When a GRE (Generic Routing Encapsulation) tunnel is used between the CDN and the CDN origin, it can impact the Maximum Segment Size (MSS) of the TCP connections due to the additional overhead introduced by the GRE encapsulation. Here's how it works:
GRE Tunnel Overhead
- GRE encapsulation adds additional headers to the packets being transmitted. A GRE header typically adds 24 bytes (20 bytes for the GRE header and 4 bytes for the GRE key, if used).
- This extra overhead reduces the amount of space available in each packet for the actual payload data.
Impact on MSS
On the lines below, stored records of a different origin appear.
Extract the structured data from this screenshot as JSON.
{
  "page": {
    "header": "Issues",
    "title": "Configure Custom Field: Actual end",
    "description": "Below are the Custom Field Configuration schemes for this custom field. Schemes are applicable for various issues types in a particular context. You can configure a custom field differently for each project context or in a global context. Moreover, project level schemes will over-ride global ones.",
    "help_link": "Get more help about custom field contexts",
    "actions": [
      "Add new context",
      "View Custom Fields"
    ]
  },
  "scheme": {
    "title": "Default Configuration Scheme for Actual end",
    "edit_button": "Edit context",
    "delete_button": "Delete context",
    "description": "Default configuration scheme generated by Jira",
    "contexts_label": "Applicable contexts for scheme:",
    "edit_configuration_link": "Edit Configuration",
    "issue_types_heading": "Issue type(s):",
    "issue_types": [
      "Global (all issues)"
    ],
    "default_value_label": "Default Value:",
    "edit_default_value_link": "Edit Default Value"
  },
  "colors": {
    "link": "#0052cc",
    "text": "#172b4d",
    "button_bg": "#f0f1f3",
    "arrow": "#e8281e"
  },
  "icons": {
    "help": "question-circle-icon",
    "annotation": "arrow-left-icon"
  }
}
- The MSS in a TCP connection signifies the largest amount of data, in bytes, that a computer or communications device can receive in a single TCP segment. It does not include the TCP header or IP header.
- Under normal circumstances without a GRE tunnel, the MSS is calculated based on the Maximum Transmission Unit (MTU) of the network path, typically 1500 bytes for Ethernet networks. From this, the IP header (20 bytes) and TCP header (typically 20 bytes) are subtracted, resulting in a default MSS of 1460 bytes.
- With a GRE tunnel, the additional GRE header needs to be accounted for. If the network path's MTU remains at 1500 bytes, the MSS must be reduced accordingly to accommodate the GRE header. For example, with a 24-byte GRE header, the MSS would need to be reduced to 1436 bytes (1500 - 20 for IP header - 20 for TCP header - 24 for GRE header).
- If the MSS is not adjusted for the GRE overhead, packets might exceed the MTU, leading to fragmentation. Fragmentation can reduce performance and increase the likelihood of packet loss.
- A smaller MSS means that more packets are required to send the same amount of data. This can lead to increased overhead and reduced efficiency in data transmission.
- TCP performance might be impacted due to the reduced MSS. TCP throughput can be less efficient with smaller packet sizes, especially over long-distance links where latency is a factor.
- Network administrators can adjust the MSS using TCP MSS clamping, a technique used in routers and firewalls to modify the MSS value within the TCP SYN packets. This ensures that the end devices establish connections using an MSS that takes into account the GRE overhead, preventing issues like fragmentation.
In summary, using a GRE tunnel between the CDN and CDN origin impacts the MSS due to the additional header overhead of the GRE encapsulation. This necessitates an adjustment of the MSS to avoid fragmentation and maintain efficient TCP performance. Proper network configuration, including MSS clamping, is essential to handle this change effectively.